Page by Page Books
Read Books Online, for Free
Lives of Girls Who Became Famous Sarah Knowles Bolton

Elizabeth Thompson Butler

Page 2 of 7

Table Of Contents: Lives of Girls Who Became Famous

Previous Page

Next Page

Previous Chapter

Next Chapter

More Books

When she went to Milan, to study the great masters, the Duke of Modena was attracted by her beauty and devotion to her work. He introduced her to the Duchess of Massa Carrara, whose portrait she painted, as also that of the Austrian governor, and soon those of many of the nobility. When all seemed at its brightest, her mother, one of the best of women, died. Her father, broken-hearted, accepted the offer to decorate the church of his native town, and Angelica joined him in the frescoing. After much hard work, they returned to Milan. The constant work had worn on the delicate girl. She gave herself no time for rest. When not painting, she was making chalk and crayon drawings, mastering the harpsichord, or lost in the pages of French, German, or Italian. For a time she thought of becoming a singer; but finally gave herself wholly to art. After this she went to Florence, where she worked from sunrise to sunset, and in the evening at her crayons. In Rome, with her youth, beauty, fascinating manners, and varied reading, she gained a wide circle of friends. Her face was a Greek oval, her complexion fresh and clear, her eyes deep blue, her mouth pretty and always smiling. She was accused of being a coquette, and quite likely was such.

Tired of reading? Add this page to your Bookmarks or Favorites and finish it later.

For three months she painted in the Royal Gallery at Naples, and then returned to Rome to study the works of Raphael and Michael Angelo. From thence she went to Bologna and beautiful Venice. Here she met Lady Wentworth, who took her to London, where she was introduced at once to the highest circles. Sir Joshua Reynolds had the greatest admiration for her, and, indeed, was said to have offered her his hand and heart. The whole world of art and letters united in her praise. Often she found laudatory verses pinned on her canvas. The great people of the land crowded her studio for sittings. She lived in Golden Square, now a rather dilapidated place back of Regent Street. She was called the most fascinating woman in England. Sir Joshua painted her as "Design Listening to Poetry," and she, in turn, painted him. She was the pet of Buckingham House and Windsor Castle.

In the midst of all this unlimited attention, a man calling himself the Swedish Count, Frederic de Horn, with fine manners and handsome person, offered himself to Angelica. He represented that he was calumniated by his enemies and that the Swedish Government was about to demand his person. He assured her, if she were his wife, she could intercede with the Queen and save him. She blindly consented to the marriage, privately.
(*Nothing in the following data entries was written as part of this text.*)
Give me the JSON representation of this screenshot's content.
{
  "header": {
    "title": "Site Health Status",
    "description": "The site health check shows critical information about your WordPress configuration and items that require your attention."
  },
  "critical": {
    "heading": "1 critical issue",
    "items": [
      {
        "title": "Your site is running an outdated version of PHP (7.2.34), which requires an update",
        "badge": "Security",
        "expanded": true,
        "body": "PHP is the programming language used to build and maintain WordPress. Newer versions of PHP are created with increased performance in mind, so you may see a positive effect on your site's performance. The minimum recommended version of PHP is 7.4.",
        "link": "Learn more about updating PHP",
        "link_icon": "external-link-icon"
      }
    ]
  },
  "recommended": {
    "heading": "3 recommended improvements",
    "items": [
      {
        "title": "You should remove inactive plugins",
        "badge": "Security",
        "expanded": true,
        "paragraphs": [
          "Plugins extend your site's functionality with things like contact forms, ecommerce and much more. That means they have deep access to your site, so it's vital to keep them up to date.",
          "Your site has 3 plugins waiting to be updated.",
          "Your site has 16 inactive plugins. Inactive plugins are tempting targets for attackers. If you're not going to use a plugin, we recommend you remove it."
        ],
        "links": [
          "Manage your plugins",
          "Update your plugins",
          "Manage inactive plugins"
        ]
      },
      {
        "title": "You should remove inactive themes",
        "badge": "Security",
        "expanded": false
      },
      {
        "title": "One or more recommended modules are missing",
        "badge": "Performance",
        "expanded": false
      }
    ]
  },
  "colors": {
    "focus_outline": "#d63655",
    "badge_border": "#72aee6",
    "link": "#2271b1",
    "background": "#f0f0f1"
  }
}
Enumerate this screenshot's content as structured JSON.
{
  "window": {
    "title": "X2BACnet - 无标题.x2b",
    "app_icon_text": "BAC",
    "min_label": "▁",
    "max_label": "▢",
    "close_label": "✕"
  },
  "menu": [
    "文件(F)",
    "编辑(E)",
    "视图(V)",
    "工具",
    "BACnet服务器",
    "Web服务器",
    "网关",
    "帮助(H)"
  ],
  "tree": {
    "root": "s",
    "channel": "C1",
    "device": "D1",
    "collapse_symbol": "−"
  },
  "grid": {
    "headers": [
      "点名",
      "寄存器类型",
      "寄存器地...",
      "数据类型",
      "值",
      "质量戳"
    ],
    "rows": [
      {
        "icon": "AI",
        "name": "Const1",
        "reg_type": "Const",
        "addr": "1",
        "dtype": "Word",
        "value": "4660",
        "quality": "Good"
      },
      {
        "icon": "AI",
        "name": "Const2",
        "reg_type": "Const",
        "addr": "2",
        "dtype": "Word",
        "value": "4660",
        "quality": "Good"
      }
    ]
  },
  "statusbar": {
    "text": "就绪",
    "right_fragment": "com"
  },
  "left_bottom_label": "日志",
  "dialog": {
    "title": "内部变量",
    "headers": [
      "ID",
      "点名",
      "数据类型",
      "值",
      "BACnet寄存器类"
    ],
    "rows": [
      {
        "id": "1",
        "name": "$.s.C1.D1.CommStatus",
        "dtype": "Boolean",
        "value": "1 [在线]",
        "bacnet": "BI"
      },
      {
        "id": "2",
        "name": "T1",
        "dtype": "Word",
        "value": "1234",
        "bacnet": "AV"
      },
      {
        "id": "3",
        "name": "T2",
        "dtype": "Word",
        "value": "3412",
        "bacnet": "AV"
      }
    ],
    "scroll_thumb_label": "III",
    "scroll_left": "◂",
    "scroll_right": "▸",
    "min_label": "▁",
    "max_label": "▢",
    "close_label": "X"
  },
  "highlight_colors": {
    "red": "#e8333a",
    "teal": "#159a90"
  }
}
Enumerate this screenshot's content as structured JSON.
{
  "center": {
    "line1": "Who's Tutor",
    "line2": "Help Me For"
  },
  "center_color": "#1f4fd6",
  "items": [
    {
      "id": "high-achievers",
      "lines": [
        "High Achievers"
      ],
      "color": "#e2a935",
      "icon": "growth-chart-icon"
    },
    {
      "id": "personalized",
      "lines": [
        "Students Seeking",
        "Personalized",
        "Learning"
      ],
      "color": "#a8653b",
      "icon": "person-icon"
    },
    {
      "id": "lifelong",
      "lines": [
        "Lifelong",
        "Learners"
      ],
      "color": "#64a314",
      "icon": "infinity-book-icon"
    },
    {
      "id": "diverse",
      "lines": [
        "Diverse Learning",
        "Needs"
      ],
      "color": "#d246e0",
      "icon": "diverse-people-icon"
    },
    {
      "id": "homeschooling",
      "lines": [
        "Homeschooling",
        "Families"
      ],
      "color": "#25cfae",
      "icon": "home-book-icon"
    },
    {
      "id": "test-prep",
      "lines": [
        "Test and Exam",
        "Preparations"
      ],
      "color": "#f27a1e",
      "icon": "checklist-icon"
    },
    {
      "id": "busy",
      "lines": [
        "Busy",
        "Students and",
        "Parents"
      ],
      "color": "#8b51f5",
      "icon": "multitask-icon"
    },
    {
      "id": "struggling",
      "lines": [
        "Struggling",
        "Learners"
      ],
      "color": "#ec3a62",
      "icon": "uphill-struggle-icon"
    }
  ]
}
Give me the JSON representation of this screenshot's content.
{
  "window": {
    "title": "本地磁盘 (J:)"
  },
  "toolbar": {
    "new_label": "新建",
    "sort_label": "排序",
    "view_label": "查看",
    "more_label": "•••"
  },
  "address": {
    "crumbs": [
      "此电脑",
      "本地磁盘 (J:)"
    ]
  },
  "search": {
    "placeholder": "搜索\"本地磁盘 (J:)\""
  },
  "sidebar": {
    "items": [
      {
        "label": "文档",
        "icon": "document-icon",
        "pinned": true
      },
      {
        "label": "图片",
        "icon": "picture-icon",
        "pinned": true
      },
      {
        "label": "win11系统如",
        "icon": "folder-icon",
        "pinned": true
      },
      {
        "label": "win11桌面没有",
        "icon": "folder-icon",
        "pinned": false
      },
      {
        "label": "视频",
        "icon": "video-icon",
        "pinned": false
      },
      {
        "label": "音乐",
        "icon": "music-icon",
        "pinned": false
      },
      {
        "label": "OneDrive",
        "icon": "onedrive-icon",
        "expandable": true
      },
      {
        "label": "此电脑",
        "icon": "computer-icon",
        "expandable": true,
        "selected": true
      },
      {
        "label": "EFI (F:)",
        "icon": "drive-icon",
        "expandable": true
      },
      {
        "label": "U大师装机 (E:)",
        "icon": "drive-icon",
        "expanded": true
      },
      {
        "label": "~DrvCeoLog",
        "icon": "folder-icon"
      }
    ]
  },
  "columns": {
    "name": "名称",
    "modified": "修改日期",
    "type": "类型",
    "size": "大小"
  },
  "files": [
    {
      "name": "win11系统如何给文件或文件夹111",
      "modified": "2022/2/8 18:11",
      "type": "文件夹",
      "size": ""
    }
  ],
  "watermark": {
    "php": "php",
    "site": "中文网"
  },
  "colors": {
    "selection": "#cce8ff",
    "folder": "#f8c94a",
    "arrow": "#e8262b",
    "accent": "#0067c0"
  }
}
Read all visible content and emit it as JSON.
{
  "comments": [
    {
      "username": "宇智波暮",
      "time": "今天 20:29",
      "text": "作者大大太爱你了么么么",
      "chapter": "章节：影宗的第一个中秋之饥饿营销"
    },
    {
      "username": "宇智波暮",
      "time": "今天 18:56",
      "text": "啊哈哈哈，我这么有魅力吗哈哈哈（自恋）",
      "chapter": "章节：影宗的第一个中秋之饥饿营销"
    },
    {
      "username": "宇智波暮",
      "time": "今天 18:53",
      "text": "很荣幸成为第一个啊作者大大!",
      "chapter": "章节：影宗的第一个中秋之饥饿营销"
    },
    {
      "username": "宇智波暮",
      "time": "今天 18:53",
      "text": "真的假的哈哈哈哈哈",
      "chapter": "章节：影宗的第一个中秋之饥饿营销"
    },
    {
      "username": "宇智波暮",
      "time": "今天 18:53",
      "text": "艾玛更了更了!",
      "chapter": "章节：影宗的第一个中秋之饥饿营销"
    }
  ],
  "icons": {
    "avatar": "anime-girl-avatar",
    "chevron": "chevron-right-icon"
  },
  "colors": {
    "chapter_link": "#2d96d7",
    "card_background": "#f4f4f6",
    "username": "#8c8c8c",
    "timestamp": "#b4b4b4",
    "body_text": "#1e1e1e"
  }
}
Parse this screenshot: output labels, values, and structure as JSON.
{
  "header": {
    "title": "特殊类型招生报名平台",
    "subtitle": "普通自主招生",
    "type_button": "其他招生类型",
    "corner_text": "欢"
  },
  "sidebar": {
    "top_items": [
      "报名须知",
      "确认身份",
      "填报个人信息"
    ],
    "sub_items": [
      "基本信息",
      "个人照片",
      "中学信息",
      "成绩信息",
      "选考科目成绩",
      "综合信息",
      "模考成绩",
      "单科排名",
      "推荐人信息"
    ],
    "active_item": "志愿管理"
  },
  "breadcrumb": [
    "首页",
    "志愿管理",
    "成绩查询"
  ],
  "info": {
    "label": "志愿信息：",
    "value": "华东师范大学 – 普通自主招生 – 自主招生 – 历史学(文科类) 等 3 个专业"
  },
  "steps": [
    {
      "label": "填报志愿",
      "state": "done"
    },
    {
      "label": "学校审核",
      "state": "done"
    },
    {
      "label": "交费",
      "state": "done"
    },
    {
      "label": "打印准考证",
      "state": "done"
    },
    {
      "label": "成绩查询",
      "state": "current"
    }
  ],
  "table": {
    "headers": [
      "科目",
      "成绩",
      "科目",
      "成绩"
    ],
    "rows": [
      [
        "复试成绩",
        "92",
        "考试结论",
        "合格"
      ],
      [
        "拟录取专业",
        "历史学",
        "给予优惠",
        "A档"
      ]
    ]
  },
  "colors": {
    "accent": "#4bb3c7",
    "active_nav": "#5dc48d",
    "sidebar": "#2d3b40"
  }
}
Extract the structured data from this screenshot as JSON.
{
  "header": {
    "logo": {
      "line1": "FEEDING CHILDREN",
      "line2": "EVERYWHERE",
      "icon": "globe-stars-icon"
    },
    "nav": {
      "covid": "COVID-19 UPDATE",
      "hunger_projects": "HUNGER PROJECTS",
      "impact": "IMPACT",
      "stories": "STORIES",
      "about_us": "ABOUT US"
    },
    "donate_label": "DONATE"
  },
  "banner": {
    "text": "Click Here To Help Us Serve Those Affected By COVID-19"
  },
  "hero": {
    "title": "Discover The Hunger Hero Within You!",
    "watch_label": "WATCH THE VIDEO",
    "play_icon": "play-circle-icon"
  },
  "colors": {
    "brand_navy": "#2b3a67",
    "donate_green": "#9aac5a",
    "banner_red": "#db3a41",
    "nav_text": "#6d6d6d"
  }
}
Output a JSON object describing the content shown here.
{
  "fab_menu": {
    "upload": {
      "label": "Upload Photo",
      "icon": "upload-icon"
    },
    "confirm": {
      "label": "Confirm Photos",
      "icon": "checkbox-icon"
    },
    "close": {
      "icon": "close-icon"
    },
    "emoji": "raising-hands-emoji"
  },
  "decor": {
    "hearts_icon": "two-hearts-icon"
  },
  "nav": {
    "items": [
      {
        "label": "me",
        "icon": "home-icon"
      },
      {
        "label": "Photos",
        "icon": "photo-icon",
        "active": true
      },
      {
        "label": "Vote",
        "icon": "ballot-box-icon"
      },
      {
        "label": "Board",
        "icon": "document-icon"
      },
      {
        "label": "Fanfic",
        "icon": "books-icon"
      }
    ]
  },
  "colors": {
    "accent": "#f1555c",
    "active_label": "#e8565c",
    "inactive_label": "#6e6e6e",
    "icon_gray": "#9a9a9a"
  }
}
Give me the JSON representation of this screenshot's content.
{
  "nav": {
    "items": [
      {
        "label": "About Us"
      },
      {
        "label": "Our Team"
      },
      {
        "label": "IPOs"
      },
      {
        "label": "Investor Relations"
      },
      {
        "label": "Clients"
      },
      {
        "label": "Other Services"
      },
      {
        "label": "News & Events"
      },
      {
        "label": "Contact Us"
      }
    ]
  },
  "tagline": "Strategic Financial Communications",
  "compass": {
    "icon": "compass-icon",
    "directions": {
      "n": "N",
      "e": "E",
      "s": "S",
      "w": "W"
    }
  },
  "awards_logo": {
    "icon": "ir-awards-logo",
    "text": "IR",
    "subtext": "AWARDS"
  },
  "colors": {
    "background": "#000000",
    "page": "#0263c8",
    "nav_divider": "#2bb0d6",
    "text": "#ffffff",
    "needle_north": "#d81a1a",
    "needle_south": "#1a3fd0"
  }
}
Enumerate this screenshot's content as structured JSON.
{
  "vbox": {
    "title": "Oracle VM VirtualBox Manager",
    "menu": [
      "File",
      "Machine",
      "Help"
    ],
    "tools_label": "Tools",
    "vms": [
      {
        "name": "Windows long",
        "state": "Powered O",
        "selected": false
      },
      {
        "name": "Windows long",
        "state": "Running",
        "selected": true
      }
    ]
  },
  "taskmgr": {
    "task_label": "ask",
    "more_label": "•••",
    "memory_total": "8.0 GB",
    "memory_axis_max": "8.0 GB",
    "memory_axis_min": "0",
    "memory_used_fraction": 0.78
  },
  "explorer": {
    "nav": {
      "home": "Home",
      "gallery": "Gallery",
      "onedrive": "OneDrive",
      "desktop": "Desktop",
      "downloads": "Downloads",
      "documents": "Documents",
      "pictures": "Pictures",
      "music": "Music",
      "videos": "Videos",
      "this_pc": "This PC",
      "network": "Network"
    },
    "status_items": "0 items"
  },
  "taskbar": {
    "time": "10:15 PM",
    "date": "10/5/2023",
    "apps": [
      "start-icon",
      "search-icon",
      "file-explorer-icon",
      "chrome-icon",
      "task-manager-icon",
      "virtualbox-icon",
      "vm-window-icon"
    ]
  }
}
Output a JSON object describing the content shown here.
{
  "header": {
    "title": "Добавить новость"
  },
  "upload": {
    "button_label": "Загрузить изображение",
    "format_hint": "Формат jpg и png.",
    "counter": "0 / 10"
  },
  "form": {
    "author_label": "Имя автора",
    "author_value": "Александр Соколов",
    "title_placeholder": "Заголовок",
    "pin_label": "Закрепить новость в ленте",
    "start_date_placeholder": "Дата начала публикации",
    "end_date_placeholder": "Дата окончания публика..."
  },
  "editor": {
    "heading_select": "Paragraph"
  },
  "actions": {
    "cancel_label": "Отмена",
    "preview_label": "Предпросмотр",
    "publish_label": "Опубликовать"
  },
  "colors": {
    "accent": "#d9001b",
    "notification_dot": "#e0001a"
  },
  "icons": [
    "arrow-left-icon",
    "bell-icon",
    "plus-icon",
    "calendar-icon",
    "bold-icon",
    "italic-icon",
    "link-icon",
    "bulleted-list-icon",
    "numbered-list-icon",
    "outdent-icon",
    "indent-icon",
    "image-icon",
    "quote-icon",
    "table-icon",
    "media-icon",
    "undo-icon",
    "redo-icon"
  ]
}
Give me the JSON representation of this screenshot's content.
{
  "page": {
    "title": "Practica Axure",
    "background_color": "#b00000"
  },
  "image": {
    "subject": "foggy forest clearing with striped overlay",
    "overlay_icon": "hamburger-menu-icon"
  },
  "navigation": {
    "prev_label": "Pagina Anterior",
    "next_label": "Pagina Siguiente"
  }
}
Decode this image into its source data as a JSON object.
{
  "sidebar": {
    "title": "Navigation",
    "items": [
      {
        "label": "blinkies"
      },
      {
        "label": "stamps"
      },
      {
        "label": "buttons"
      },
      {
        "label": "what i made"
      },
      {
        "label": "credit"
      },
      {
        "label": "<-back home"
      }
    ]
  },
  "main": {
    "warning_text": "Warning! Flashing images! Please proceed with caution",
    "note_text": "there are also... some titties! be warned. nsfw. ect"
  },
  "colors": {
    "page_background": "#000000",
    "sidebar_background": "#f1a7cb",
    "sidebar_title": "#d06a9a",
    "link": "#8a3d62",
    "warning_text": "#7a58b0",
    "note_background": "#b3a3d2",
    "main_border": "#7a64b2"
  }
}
At last, she confessed it to her father, who took steps at once to see if the man were true, and found that he was the vilest impostor. He had a young wife already in Germany, and would have been condemned to a felon's death if Angelica had been willing. She said, "He has betrayed me; but God will judge him."

She received several offers of marriage after this, but would accept no one. Years after, when her father, to whom she was deeply devoted, was about to die, he prevailed upon her to marry a friend of his, Antonio Zucchi, thirteen years her senior, with whom she went to Rome, and there died. He was a man of ability, and perhaps made her life happy. At her burial, one hundred priests accompanied the coffin, the pall being held by four young girls, dressed in white, the four tassels held by four members of the Academy. Two of her pictures were carried in triumph immediately after her coffin. Then followed a grand procession of illustrious persons, each bearing a lighted taper.

Page 2 of 7 Previous Page   Next Page
Who's On Your Reading List?
Read Classic Books Online for Free at
Page by Page Books.TM
Lives of Girls Who Became Famous
Sarah Knowles Bolton

Home | More Books | About Us | Copyright 2004